“She doesn’t take very many bad shots,” Washington said. “She takes the shots that she wants to take and she’s grown patient. She’s not going to allow the defense to make her take shots that she doesn’t want to take.”
Lucas, known primarily as a 3-point bomber in her first season, has added much to her game. Lucas already is seventh in program history with 1.769 points.
“She’s a scorer,” Washington said. “She can put the ball into the basket in a variety of ways. She can certainly shoot the three. She can put it on the floor. She can get to the basket. She can finish with both hands. She can shot-fake, take one or two dribbles and pull up. She’s added those things to her game since she’s walked on campus. She’s not settling for just being a 3-point shooter, although she really loves making threes.”
Bentley, a First Team pick for the third time in her career, also put up big numbers this season. The point guard led the league and is fourth nationally with 3.7 steals per game. In the Big Ten, Bentley was 11th in scoring (14.0), ninth in assists per game (3.6) and ninth in free throw percentage (81.3). She’s eighth on the school’s scoring list with 1,726 points.
Washington said numbers don’t tell the true story of Bentley’s importance to the Lady Lions.
“Statistically, she’s never led this team in scoring ... but her impact by allowing us to play uptempo allows us to score a lot of points,” Washington said. “Her growth defensively has allowed to become a better defensive team. Her competitive fire and her will to win are the two intangibles that helped turn this program around.”
The Lady Lions had four consecutive losing seasons before Bentley and the current senior class arrived. Since then, the Lady Lions have improved each season, going 17-14, 25-10 and 26-7 before this season.
“She’s a winner,” Washington said. “Her teams have won. She got better every single year that she was here — her play, her performance, her maturity and her leadership. The program reflects that.”

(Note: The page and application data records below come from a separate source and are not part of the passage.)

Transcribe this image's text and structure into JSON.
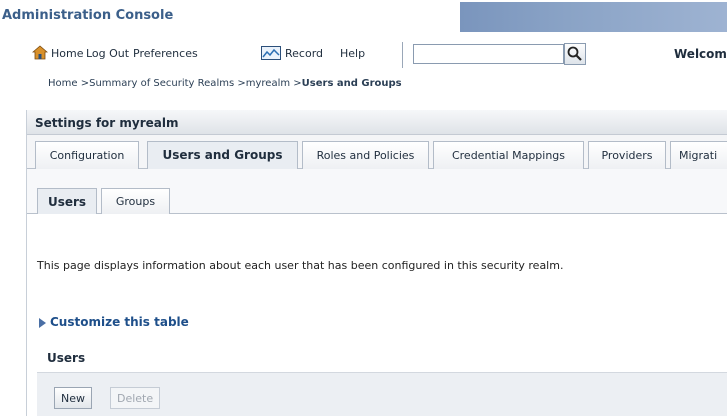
{
  "app": {
    "title": "Administration Console"
  },
  "toolbar": {
    "home_label": "Home",
    "logout_label": "Log Out",
    "preferences_label": "Preferences",
    "record_label": "Record",
    "help_label": "Help",
    "search_value": "",
    "welcome_text": "Welcome"
  },
  "breadcrumb": {
    "items": [
      "Home >",
      "Summary of Security Realms >",
      "myrealm >",
      "Users and Groups"
    ]
  },
  "panel": {
    "title": "Settings for myrealm"
  },
  "tabs": [
    {
      "label": "Configuration",
      "active": false
    },
    {
      "label": "Users and Groups",
      "active": true
    },
    {
      "label": "Roles and Policies",
      "active": false
    },
    {
      "label": "Credential Mappings",
      "active": false
    },
    {
      "label": "Providers",
      "active": false
    },
    {
      "label": "Migrati",
      "active": false
    }
  ],
  "subtabs": [
    {
      "label": "Users",
      "active": true
    },
    {
      "label": "Groups",
      "active": false
    }
  ],
  "content": {
    "description": "This page displays information about each user that has been configured in this security realm.",
    "customize_label": "Customize this table",
    "table_heading": "Users",
    "new_button": "New",
    "delete_button": "Delete"
  },
  "colors": {
    "title": "#3b5f8a",
    "link": "#1e4f8a",
    "banner": "#8aa3c6"
  }
}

Washington also has seen the program make giant strides under her leadership. This season, the Lady Lions had a 14-2 mark in Big Ten play, just a game off the school mark for the 16-game league schedule, and won their first back-to-back conference titles since the 2003 and 2004 seasons. They were ranked in the Top 10 most of the season. She is the first Penn State coach since Rene Portland in 2003 and 2004 to win consecutive Coach of the Year honors. Nebraska coach Connie Yori, who led the Cornhuskers to a second-place finish, was voted the Coach of the Year by her peers.
Greene is the only player in school history to record 1,000 points, 900 rebounds and 200 blocks. This season, the senior is fifth in the league in rebounding (8.5), ninth in blocks (1.3) and 11th in field goal percentage (46.7).

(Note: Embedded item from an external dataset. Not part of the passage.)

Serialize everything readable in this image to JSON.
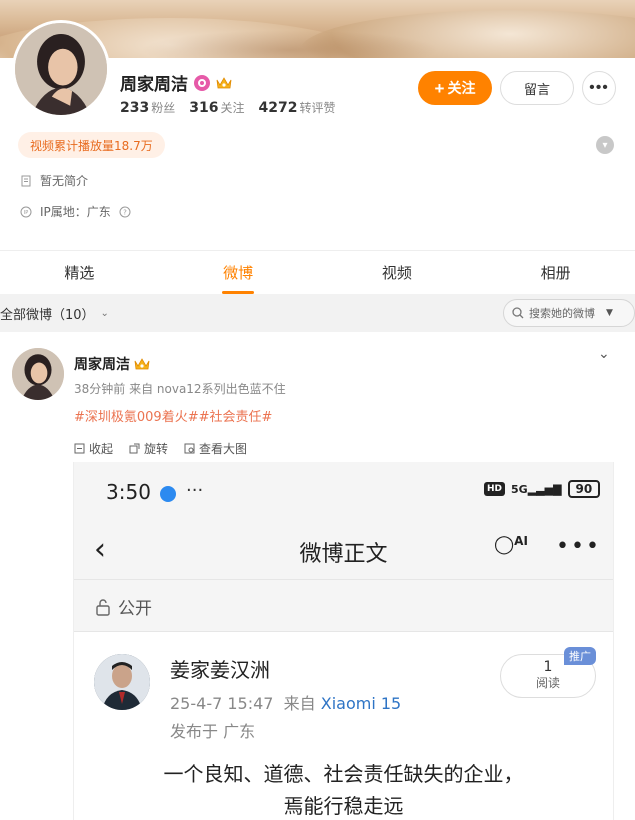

“Nikki has had a quietly impressive career here at Penn State,” Washington said in a university release. “She had a strong season for us and has been a big impact in games, especially in the second half. She is, quite simply, an imposing force at both ends of the floor.”
Taylor, a junior transfer from Maryland, made her biggest impact on the defensive end. She was fourth in the league with 2.6 steals per game and created countless other turnovers with her harassing defense.
“Her speed, quickness and fast hands helped us improve tremendously on defense,” Washington said. “She brought an enthusiastic effort to playing defense and that rubbed off on the rest of her teammates.”
Gizelle Studevent was Penn State’s selection for the Sportsmanship Award.
Lucas, on the coaches squad, was the only unanimous selection. Joining Lucas and Bentley on both the coaches and media first teams were Ohio State’s Taylor Hill and Nebraska’s Jordan Hooper. Minnesota’s Rachel Banham was a coaches pick and Illinois’ Karisma Penn made the media squad.
Illinois’ Adrienne GodBold was Defensive Player of the Year. Joining GodBold, Bentley and Taylor on that squad were Ohio State’s Hill and Amber Stokes.
Northwestern’s Maggie Lyon was voted the Freshman of the Year on both ballots. Iowa’s Melissa Dixon received the Sixth Player of the Year award from the coaches.
The top-seeded Lady Lions open the Big Ten Tournament at 7 p.m. Friday against the winner of Thursday’s game between No. 8 Minnesota (18-12) and No. 9 Ohio State (17-12).